  “It  looks  preLy  cool.  looks  over  your  shoulder  and  says.  “This   is  what  I  have”   •  If  a  designer  wanders  in.”  there’s  really  nothing   you  can  do  to  change  it   •  About  all  you  can  do  is  try  to  retrain  the  NN  and  hope  for  the   best    Neural  Network  (NN)   •  Lack  of  designer  control  aVer  the   fact   •  Unfortunately.  this  tends  to   disqualify  NNs  and  other  machine-­‐ learning  soluBons  from   consideraBon  in  the  game  AI   environment  where  that  level  of   control  is  not  only  valuable  but   oVen  a  requirement   15   .  neural  nets  need  to  be  trained  with   test  or  live  performance  data   •  At  some  point  you  have  to  wrap  up  the  training  and  say.  but  in  [this  situaBon]  I  would  like  it  to  do   [this  acBon]  a  liLle  a  liLle  more  oVen.3/28/15    Neural  Network  (NN)   •  This  is  the  caveat  emptor  of  the  NN-­‐based  AI  soluBon   •  As  a  type  of  “learning”  AI.

3/28/15   Wrap  up   •  This  has  by  no  means  been  an  exhausBve   treatment  of  AI  architectures   •  The  purpose  was  simply  to  expose  you  to  the   opBons  that  are  out  there  and  why  you  may   or  may  not  want  to  select  each  for  the   parBcular  tastes  and  needs  of  your  project   •  To  sum  up.  let’s  go  through  the   opBons  once  again…   Wrap  up   16   .  though.

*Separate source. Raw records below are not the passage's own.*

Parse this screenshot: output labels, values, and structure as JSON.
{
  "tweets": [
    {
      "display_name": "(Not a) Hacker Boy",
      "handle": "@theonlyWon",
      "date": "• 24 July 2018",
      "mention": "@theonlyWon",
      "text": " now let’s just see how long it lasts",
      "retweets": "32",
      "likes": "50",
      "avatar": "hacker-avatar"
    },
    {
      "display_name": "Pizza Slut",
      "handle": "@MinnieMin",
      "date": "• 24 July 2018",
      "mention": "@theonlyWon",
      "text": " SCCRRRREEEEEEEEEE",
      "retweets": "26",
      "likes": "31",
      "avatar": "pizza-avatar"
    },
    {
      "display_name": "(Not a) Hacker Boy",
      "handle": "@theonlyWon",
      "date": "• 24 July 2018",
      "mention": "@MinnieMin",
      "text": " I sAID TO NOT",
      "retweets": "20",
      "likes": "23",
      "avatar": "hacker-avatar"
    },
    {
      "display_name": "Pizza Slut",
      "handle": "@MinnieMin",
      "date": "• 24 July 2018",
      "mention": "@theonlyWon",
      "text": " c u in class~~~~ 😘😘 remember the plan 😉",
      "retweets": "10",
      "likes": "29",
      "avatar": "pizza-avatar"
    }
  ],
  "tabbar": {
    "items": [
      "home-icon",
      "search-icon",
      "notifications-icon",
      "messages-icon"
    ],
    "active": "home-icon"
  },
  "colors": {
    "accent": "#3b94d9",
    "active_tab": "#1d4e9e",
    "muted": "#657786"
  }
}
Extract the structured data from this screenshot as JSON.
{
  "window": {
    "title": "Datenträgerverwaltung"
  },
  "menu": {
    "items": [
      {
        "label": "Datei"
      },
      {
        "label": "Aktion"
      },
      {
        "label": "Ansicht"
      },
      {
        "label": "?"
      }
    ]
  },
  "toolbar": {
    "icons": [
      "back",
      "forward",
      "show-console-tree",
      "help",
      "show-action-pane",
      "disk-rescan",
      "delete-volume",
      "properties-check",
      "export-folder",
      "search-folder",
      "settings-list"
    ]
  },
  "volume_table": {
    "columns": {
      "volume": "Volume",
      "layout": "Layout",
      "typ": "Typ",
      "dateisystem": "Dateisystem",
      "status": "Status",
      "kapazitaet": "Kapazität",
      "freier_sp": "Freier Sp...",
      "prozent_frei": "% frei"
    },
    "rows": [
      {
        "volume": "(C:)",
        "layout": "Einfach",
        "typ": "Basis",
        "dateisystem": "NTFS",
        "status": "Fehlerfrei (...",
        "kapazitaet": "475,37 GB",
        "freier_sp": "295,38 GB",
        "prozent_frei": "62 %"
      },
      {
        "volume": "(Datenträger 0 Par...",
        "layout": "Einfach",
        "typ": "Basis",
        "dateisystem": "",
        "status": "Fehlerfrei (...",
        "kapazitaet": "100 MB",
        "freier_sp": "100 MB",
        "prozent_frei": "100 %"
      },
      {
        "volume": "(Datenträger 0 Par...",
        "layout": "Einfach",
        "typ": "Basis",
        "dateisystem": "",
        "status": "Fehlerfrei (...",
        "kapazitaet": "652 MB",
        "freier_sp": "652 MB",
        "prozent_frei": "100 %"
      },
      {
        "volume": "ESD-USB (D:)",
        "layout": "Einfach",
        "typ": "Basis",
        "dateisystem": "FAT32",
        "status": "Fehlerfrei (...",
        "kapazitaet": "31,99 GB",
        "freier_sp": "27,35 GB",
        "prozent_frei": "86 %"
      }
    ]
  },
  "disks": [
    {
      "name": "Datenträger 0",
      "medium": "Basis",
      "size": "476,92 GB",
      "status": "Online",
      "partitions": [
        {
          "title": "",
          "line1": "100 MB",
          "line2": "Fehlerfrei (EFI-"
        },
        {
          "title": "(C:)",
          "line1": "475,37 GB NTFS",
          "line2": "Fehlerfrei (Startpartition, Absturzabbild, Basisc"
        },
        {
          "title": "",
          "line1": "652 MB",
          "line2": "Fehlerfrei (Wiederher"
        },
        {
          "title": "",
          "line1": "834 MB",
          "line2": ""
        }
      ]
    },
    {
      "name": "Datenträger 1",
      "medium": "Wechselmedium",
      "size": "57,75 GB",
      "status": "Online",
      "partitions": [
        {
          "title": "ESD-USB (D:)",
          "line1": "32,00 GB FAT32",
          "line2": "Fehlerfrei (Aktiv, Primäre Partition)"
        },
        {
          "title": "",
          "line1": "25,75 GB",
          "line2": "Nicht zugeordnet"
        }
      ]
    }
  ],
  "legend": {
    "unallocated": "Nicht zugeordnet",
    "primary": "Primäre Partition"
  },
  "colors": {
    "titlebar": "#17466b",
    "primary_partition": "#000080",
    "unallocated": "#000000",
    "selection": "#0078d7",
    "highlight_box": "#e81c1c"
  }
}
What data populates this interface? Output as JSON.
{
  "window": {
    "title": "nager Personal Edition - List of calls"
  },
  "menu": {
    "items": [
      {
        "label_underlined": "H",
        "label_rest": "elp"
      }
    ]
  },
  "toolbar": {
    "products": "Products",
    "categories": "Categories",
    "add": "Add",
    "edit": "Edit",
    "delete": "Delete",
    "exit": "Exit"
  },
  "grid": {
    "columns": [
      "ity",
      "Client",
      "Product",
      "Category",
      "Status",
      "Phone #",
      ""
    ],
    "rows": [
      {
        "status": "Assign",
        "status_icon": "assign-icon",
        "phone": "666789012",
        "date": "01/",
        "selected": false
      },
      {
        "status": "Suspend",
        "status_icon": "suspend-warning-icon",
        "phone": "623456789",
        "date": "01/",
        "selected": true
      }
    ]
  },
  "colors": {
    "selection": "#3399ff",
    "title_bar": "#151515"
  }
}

 2009."  ArBficial  Intelligence  and  InteracBve   Digital  Entertainment  Conference  (Stanford   University).  and   decide  what  you  like   Homework  (HFSM)   Michael  Booth.3/28/15   Conclusions   •  there  is  no  “one  size  fits  all”  solu7on  to  AI   architectures   –  You  also  don’t  have  to  limit  yourself  to  a  single   architecture  in  a  game   •  Depending  on  your  needs.  any  of  the  techniques  may  be  The  Right   Way  for  you  to  organize  your  AI   •  As  with  any  technical  decision.  your  team.  the  secret  is  to   research  what  you  can.   (On  Moodle)   17   .  and  your  prior   experience.  even  try  a  few  things  out.  "The  AI  Systems  of  LeV  4   Dead.

3/28/15   Thanks!   18   .